Given records
- - -
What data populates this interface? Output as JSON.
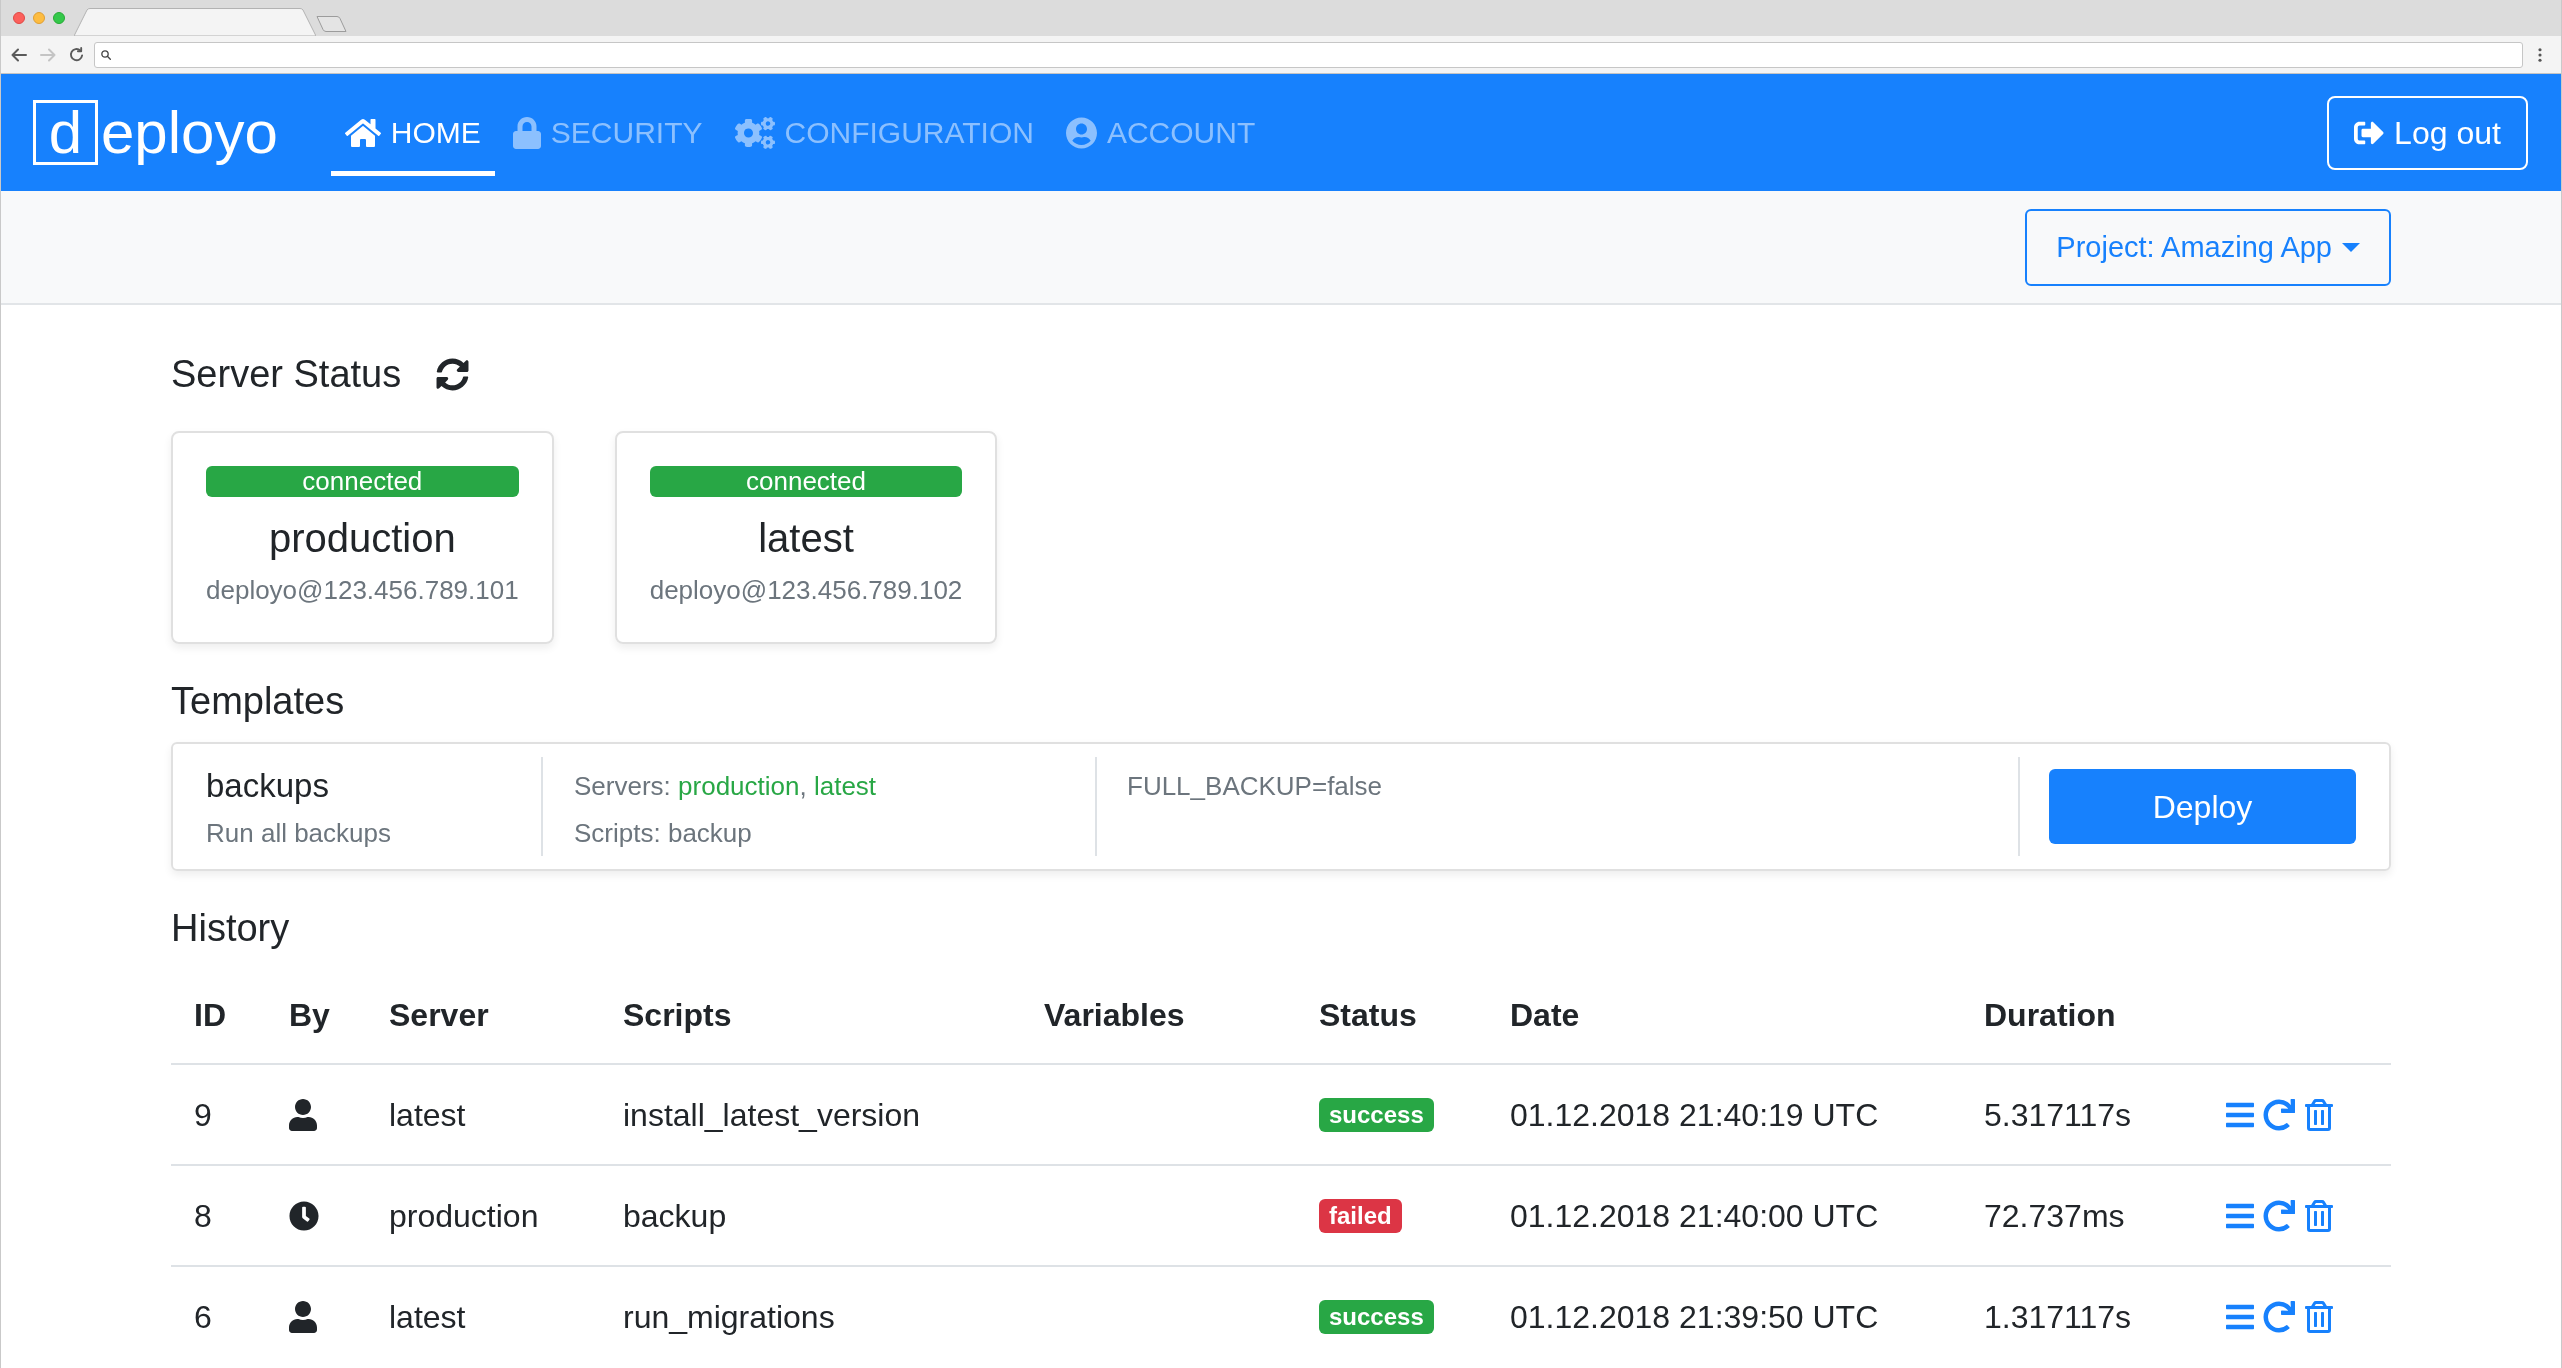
{
  "browser": {
    "buttons": [
      {
        "kind": "back",
        "disabled": false
      },
      {
        "kind": "forward",
        "disabled": true
      },
      {
        "kind": "reload",
        "disabled": false
      }
    ]
  },
  "navbar": {
    "logo": {
      "boxed": "d",
      "text": "eployo"
    },
    "tabs": [
      {
        "label": "HOME",
        "selected": true
      },
      {
        "label": "SECURITY",
        "selected": false
      },
      {
        "label": "CONFIGURATION",
        "selected": false
      },
      {
        "label": "ACCOUNT",
        "selected": false
      }
    ],
    "logout": "Log out"
  },
  "toolbar": {
    "project_menu": "Project: Amazing App"
  },
  "server_status": {
    "title": "Server Status",
    "servers": [
      {
        "status": {
          "label": "connected",
          "color": "#28a745"
        },
        "name": "production",
        "address": "deployo@123.456.789.101"
      },
      {
        "status": {
          "label": "connected",
          "color": "#28a745"
        },
        "name": "latest",
        "address": "deployo@123.456.789.102"
      }
    ]
  },
  "templates": {
    "title": "Templates",
    "items": [
      {
        "name": "backups",
        "description": "Run all backups",
        "servers_label": "Servers:",
        "servers": [
          "production",
          "latest"
        ],
        "servers_separator": ",",
        "scripts_label": "Scripts:",
        "scripts": "backup",
        "variables": "FULL_BACKUP=false",
        "action": "Deploy"
      }
    ]
  },
  "history": {
    "title": "History",
    "columns": [
      "ID",
      "By",
      "Server",
      "Scripts",
      "Variables",
      "Status",
      "Date",
      "Duration"
    ],
    "rows": [
      {
        "id": "9",
        "by": {
          "kind": "user"
        },
        "server": "latest",
        "scripts": "install_latest_version",
        "status": {
          "label": "success",
          "color": "#28a745"
        },
        "date": "01.12.2018 21:40:19 UTC",
        "duration": "5.317117s"
      },
      {
        "id": "8",
        "by": {
          "kind": "schedule"
        },
        "server": "production",
        "scripts": "backup",
        "status": {
          "label": "failed",
          "color": "#dc3545"
        },
        "date": "01.12.2018 21:40:00 UTC",
        "duration": "72.737ms"
      },
      {
        "id": "6",
        "by": {
          "kind": "user"
        },
        "server": "latest",
        "scripts": "run_migrations",
        "status": {
          "label": "success",
          "color": "#28a745"
        },
        "date": "01.12.2018 21:39:50 UTC",
        "duration": "1.317117s"
      }
    ]
  }
}
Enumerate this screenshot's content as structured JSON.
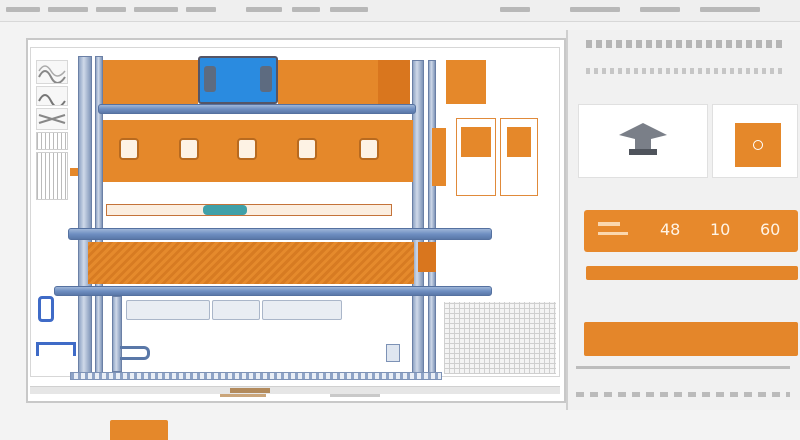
{
  "readout": {
    "value_a": "48",
    "value_b": "10",
    "value_c": "60"
  },
  "colors": {
    "accent": "#e5882a",
    "steel": "#6f8fc2",
    "panel": "#f1f1f1"
  },
  "icons": {
    "toolbar_tools": [
      "wave-tool-icon",
      "wave-tool-icon",
      "weave-tool-icon",
      "grid-tool-icon"
    ],
    "selected_part": "bracket-part-icon",
    "part_preview": "circular-port-icon"
  }
}
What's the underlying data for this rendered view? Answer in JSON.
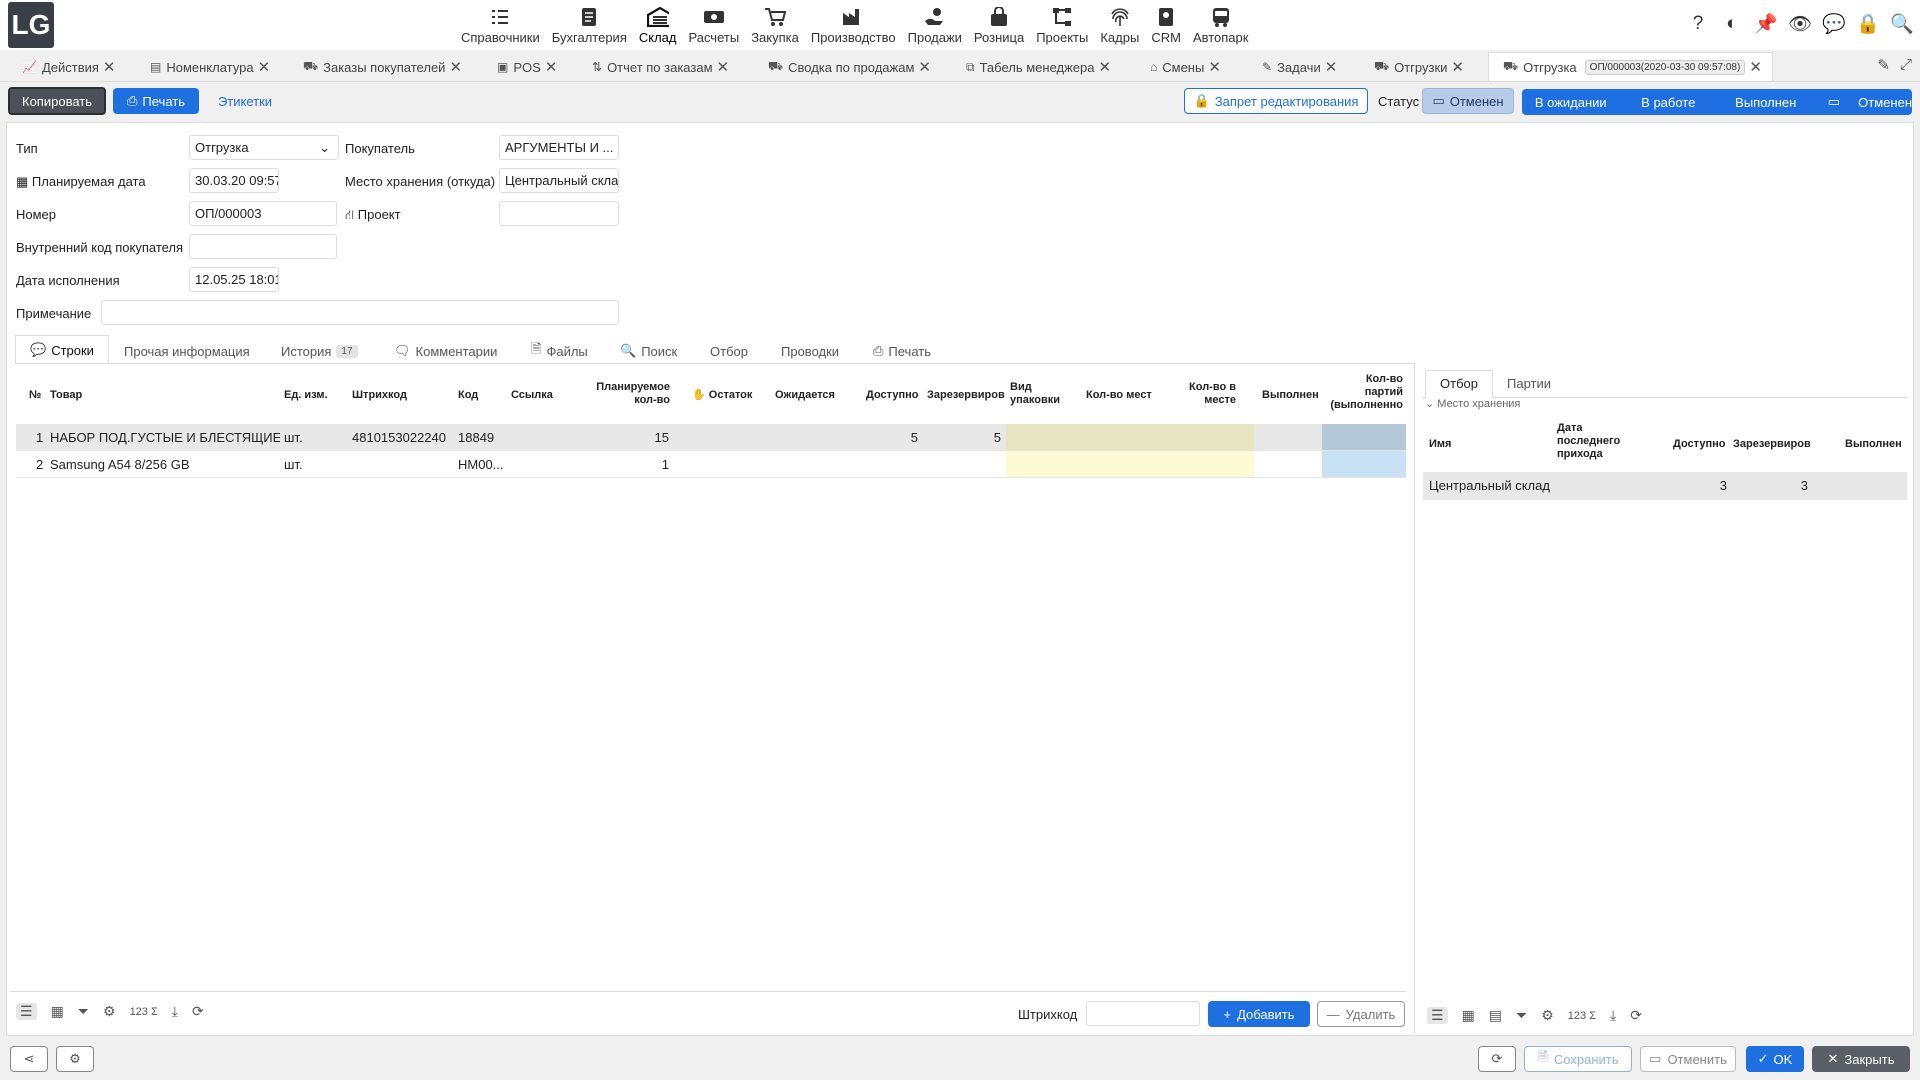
{
  "app": {
    "logo": "LG"
  },
  "modules": [
    {
      "label": "Справочники",
      "icon": "list-check-icon"
    },
    {
      "label": "Бухгалтерия",
      "icon": "ledger-icon"
    },
    {
      "label": "Склад",
      "icon": "warehouse-icon"
    },
    {
      "label": "Расчеты",
      "icon": "cash-icon"
    },
    {
      "label": "Закупка",
      "icon": "cart-icon"
    },
    {
      "label": "Производство",
      "icon": "factory-icon"
    },
    {
      "label": "Продажи",
      "icon": "hand-coin-icon"
    },
    {
      "label": "Розница",
      "icon": "bag-icon"
    },
    {
      "label": "Проекты",
      "icon": "tree-icon"
    },
    {
      "label": "Кадры",
      "icon": "fingerprint-icon"
    },
    {
      "label": "CRM",
      "icon": "contact-icon"
    },
    {
      "label": "Автопарк",
      "icon": "bus-icon"
    }
  ],
  "top_icons": [
    "help-icon",
    "contrast-icon",
    "pin-icon",
    "eye-icon",
    "chat-icon",
    "lock-icon",
    "search-icon"
  ],
  "tabs": [
    {
      "label": "Действия",
      "icon": "chart-line-icon"
    },
    {
      "label": "Номенклатура",
      "icon": "catalog-icon"
    },
    {
      "label": "Заказы покупателей",
      "icon": "person-dolly-icon"
    },
    {
      "label": "POS",
      "icon": "pos-icon"
    },
    {
      "label": "Отчет по заказам",
      "icon": "sort-icon"
    },
    {
      "label": "Сводка по продажам",
      "icon": "person-dolly-icon"
    },
    {
      "label": "Табель менеджера",
      "icon": "copy-icon"
    },
    {
      "label": "Смены",
      "icon": "shift-icon"
    },
    {
      "label": "Задачи",
      "icon": "edit-icon"
    },
    {
      "label": "Отгрузки",
      "icon": "truck-icon"
    },
    {
      "label": "Отгрузка",
      "icon": "truck-icon",
      "docnum": "ОП/000003(2020-03-30 09:57:08)"
    }
  ],
  "toolbar": {
    "copy": "Копировать",
    "print": "Печать",
    "labels": "Этикетки",
    "lock_edit": "Запрет редактирования",
    "status_label": "Статус",
    "status_current": "Отменен",
    "statuses": [
      "В ожидании",
      "В работе",
      "Выполнен",
      "Отменен"
    ]
  },
  "form": {
    "type_label": "Тип",
    "type_value": "Отгрузка",
    "date_label": "Планируемая дата",
    "date_value": "30.03.20 09:57",
    "number_label": "Номер",
    "number_value": "ОП/000003",
    "inner_code_label": "Внутренний код покупателя",
    "inner_code_value": "",
    "exec_date_label": "Дата исполнения",
    "exec_date_value": "12.05.25 18:01",
    "note_label": "Примечание",
    "note_value": "",
    "buyer_label": "Покупатель",
    "buyer_value": "АРГУМЕНТЫ И ...",
    "storage_label": "Место хранения (откуда)",
    "storage_value": "Центральный скла",
    "project_label": "Проект",
    "project_value": ""
  },
  "inner_tabs": [
    {
      "label": "Строки"
    },
    {
      "label": "Прочая информация"
    },
    {
      "label": "История",
      "badge": "17"
    },
    {
      "label": "Комментарии"
    },
    {
      "label": "Файлы"
    },
    {
      "label": "Поиск"
    },
    {
      "label": "Отбор"
    },
    {
      "label": "Проводки"
    },
    {
      "label": "Печать"
    }
  ],
  "grid": {
    "headers": {
      "num": "№",
      "item": "Товар",
      "unit": "Ед. изм.",
      "barcode": "Штрихкод",
      "code": "Код",
      "link": "Ссылка",
      "planned": "Планируемое кол-во",
      "rest": "Остаток",
      "expected": "Ожидается",
      "available": "Доступно",
      "reserved": "Зарезервиров",
      "pack": "Вид упаковки",
      "places": "Кол-во мест",
      "per_place": "Кол-во в месте",
      "done": "Выполнен",
      "batches": "Кол-во партий (выполненно"
    },
    "rows": [
      {
        "num": "1",
        "item": "НАБОР ПОД.ГУСТЫЕ И БЛЕСТЯЩИЕ ...",
        "unit": "шт.",
        "barcode": "4810153022240",
        "code": "18849",
        "planned": "15",
        "available": "5",
        "reserved": "5"
      },
      {
        "num": "2",
        "item": "Samsung A54 8/256 GB",
        "unit": "шт.",
        "barcode": "",
        "code": "HM00...",
        "planned": "1",
        "available": "",
        "reserved": ""
      }
    ],
    "barcode_label": "Штрихкод",
    "add": "Добавить",
    "delete": "Удалить",
    "sum_label": "123"
  },
  "right_panel": {
    "tabs": [
      "Отбор",
      "Партии"
    ],
    "group": "Место хранения",
    "headers": {
      "name": "Имя",
      "last_date": "Дата последнего прихода",
      "available": "Доступно",
      "reserved": "Зарезервиров",
      "done": "Выполнен"
    },
    "rows": [
      {
        "name": "Центральный склад",
        "available": "3",
        "reserved": "3"
      }
    ]
  },
  "footer": {
    "save": "Сохранить",
    "cancel": "Отменить",
    "ok": "OK",
    "close": "Закрыть"
  },
  "colors": {
    "accent": "#1e6fe0",
    "yellow": "#fdfbd4",
    "blue_cell": "#c9e1f5"
  }
}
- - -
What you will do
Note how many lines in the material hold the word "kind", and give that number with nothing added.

Response
6